→ **TASK OBJECTIVE**
Go through the data below. Pull out every line that has the word "para".

→ **DATA**
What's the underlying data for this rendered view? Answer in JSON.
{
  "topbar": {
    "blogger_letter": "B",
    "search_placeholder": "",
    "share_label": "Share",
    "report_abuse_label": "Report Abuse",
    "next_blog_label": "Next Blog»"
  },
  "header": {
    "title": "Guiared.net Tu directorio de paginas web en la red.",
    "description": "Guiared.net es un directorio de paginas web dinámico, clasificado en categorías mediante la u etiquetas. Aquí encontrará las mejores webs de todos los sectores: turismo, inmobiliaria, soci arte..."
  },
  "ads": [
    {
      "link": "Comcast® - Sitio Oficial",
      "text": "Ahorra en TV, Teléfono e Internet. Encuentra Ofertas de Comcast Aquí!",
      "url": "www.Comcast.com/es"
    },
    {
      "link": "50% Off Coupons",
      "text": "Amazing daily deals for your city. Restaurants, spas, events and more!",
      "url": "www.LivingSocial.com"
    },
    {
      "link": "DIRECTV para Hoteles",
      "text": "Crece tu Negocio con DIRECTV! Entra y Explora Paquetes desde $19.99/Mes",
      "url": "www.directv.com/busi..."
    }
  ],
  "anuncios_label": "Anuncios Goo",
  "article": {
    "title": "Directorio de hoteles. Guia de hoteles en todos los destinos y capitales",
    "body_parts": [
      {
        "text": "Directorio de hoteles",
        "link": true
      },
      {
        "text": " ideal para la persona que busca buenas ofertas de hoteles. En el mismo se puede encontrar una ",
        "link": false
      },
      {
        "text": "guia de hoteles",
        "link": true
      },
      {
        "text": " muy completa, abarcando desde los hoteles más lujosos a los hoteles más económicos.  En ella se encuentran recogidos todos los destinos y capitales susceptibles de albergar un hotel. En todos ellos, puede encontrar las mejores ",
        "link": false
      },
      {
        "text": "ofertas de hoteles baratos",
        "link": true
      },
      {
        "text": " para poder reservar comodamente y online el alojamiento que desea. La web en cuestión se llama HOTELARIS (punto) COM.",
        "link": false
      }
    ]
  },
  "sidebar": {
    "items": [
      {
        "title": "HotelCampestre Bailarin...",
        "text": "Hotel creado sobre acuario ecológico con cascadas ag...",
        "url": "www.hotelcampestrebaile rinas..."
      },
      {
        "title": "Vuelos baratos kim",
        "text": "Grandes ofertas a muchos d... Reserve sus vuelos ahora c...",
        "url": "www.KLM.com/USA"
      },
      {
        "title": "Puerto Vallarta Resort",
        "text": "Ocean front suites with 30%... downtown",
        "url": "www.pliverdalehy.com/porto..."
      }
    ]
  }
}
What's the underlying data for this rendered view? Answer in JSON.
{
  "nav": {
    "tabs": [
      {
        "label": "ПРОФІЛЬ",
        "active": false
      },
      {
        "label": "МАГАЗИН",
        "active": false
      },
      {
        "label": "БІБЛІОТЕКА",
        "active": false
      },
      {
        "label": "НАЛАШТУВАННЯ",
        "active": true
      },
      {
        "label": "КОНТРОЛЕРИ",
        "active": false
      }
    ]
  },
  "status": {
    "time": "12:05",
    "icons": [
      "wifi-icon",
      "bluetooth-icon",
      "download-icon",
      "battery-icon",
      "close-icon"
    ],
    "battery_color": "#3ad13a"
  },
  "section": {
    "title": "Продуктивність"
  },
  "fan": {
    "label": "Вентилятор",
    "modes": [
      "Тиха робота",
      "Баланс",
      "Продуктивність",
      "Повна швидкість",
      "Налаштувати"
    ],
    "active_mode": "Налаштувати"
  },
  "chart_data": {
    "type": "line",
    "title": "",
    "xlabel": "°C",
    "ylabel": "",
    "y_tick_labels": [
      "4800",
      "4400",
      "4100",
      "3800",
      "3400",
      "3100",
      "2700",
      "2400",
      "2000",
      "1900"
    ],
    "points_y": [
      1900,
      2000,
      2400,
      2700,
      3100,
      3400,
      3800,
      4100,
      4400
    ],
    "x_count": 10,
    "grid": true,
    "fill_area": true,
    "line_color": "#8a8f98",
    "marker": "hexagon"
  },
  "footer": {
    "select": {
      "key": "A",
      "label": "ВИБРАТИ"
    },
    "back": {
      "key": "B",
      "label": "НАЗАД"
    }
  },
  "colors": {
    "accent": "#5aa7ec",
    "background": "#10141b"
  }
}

→ **OUTPUT OF THE TASK**
      "link": "DIRECTV para Hoteles",
        "text": " ideal para la persona que busca buenas ofertas de hoteles. En el mismo se puede encontrar una ",
        "text": " para poder reservar comodamente y online el alojamiento que desea. La web en cuestión se llama HOTELARIS (punto) COM.",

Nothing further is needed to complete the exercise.